● **About this task**
All of the data is to be set down again without alteration.

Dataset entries
#####
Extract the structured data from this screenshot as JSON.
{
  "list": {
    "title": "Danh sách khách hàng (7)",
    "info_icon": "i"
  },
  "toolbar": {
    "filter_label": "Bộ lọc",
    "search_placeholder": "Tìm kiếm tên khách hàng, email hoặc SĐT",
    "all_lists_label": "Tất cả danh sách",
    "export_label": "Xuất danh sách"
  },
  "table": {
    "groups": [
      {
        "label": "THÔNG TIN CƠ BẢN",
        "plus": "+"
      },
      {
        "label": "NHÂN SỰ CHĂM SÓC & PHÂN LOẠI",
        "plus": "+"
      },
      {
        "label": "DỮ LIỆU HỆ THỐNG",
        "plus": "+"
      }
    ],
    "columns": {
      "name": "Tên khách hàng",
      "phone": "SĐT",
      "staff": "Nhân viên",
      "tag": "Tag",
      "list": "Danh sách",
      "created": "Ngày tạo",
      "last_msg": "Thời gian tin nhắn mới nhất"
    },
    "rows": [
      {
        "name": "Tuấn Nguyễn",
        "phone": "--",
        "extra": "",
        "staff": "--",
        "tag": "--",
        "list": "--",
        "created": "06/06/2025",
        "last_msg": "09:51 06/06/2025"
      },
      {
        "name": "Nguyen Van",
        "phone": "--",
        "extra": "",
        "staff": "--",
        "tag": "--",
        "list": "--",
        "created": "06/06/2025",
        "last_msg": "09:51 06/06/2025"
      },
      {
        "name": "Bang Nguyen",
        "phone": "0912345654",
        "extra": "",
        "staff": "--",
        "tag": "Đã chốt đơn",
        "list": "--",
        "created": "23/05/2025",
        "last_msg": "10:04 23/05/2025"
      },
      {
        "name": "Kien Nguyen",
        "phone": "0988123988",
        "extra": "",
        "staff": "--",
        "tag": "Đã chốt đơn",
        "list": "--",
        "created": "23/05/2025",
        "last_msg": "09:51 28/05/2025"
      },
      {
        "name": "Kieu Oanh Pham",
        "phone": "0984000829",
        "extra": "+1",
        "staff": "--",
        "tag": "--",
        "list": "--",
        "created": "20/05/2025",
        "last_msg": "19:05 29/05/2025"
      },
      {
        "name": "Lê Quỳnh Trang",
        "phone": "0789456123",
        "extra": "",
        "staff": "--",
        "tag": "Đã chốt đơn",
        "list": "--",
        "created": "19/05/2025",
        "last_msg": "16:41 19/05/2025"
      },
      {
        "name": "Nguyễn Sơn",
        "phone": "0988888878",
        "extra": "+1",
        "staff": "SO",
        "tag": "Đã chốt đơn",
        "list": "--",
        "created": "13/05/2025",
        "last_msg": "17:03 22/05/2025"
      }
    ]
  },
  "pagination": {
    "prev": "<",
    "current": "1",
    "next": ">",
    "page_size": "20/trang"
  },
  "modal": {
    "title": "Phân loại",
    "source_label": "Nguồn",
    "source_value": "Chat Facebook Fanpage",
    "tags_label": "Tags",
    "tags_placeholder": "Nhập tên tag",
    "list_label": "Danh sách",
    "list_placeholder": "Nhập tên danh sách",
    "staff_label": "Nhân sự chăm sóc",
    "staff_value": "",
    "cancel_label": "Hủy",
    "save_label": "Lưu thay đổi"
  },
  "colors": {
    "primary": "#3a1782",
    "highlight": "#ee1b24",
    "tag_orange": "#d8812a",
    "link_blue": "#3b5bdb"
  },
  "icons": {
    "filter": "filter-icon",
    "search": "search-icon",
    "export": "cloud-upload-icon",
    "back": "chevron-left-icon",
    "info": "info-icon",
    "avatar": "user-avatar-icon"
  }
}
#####
● **Response area**
Extract the structured data from this screenshot as JSON.
{
  "list": {
    "title": "Danh sách khách hàng (7)",
    "info_icon": "i"
  },
  "toolbar": {
    "filter_label": "Bộ lọc",
    "search_placeholder": "Tìm kiếm tên khách hàng, email hoặc SĐT",
    "all_lists_label": "Tất cả danh sách",
    "export_label": "Xuất danh sách"
  },
  "table": {
    "groups": [
      {
        "label": "THÔNG TIN CƠ BẢN",
        "plus": "+"
      },
      {
        "label": "NHÂN SỰ CHĂM SÓC & PHÂN LOẠI",
        "plus": "+"
      },
      {
        "label": "DỮ LIỆU HỆ THỐNG",
        "plus": "+"
      }
    ],
    "columns": {
      "name": "Tên khách hàng",
      "phone": "SĐT",
      "staff": "Nhân viên",
      "tag": "Tag",
      "list": "Danh sách",
      "created": "Ngày tạo",
      "last_msg": "Thời gian tin nhắn mới nhất"
    },
    "rows": [
      {
        "name": "Tuấn Nguyễn",
        "phone": "--",
        "extra": "",
        "staff": "--",
        "tag": "--",
        "list": "--",
        "created": "06/06/2025",
        "last_msg": "09:51 06/06/2025"
      },
      {
        "name": "Nguyen Van",
        "phone": "--",
        "extra": "",
        "staff": "--",
        "tag": "--",
        "list": "--",
        "created": "06/06/2025",
        "last_msg": "09:51 06/06/2025"
      },
      {
        "name": "Bang Nguyen",
        "phone": "0912345654",
        "extra": "",
        "staff": "--",
        "tag": "Đã chốt đơn",
        "list": "--",
        "created": "23/05/2025",
        "last_msg": "10:04 23/05/2025"
      },
      {
        "name": "Kien Nguyen",
        "phone": "0988123988",
        "extra": "",
        "staff": "--",
        "tag": "Đã chốt đơn",
        "list": "--",
        "created": "23/05/2025",
        "last_msg": "09:51 28/05/2025"
      },
      {
        "name": "Kieu Oanh Pham",
        "phone": "0984000829",
        "extra": "+1",
        "staff": "--",
        "tag": "--",
        "list": "--",
        "created": "20/05/2025",
        "last_msg": "19:05 29/05/2025"
      },
      {
        "name": "Lê Quỳnh Trang",
        "phone": "0789456123",
        "extra": "",
        "staff": "--",
        "tag": "Đã chốt đơn",
        "list": "--",
        "created": "19/05/2025",
        "last_msg": "16:41 19/05/2025"
      },
      {
        "name": "Nguyễn Sơn",
        "phone": "0988888878",
        "extra": "+1",
        "staff": "SO",
        "tag": "Đã chốt đơn",
        "list": "--",
        "created": "13/05/2025",
        "last_msg": "17:03 22/05/2025"
      }
    ]
  },
  "pagination": {
    "prev": "<",
    "current": "1",
    "next": ">",
    "page_size": "20/trang"
  },
  "modal": {
    "title": "Phân loại",
    "source_label": "Nguồn",
    "source_value": "Chat Facebook Fanpage",
    "tags_label": "Tags",
    "tags_placeholder": "Nhập tên tag",
    "list_label": "Danh sách",
    "list_placeholder": "Nhập tên danh sách",
    "staff_label": "Nhân sự chăm sóc",
    "staff_value": "",
    "cancel_label": "Hủy",
    "save_label": "Lưu thay đổi"
  },
  "colors": {
    "primary": "#3a1782",
    "highlight": "#ee1b24",
    "tag_orange": "#d8812a",
    "link_blue": "#3b5bdb"
  },
  "icons": {
    "filter": "filter-icon",
    "search": "search-icon",
    "export": "cloud-upload-icon",
    "back": "chevron-left-icon",
    "info": "info-icon",
    "avatar": "user-avatar-icon"
  }
}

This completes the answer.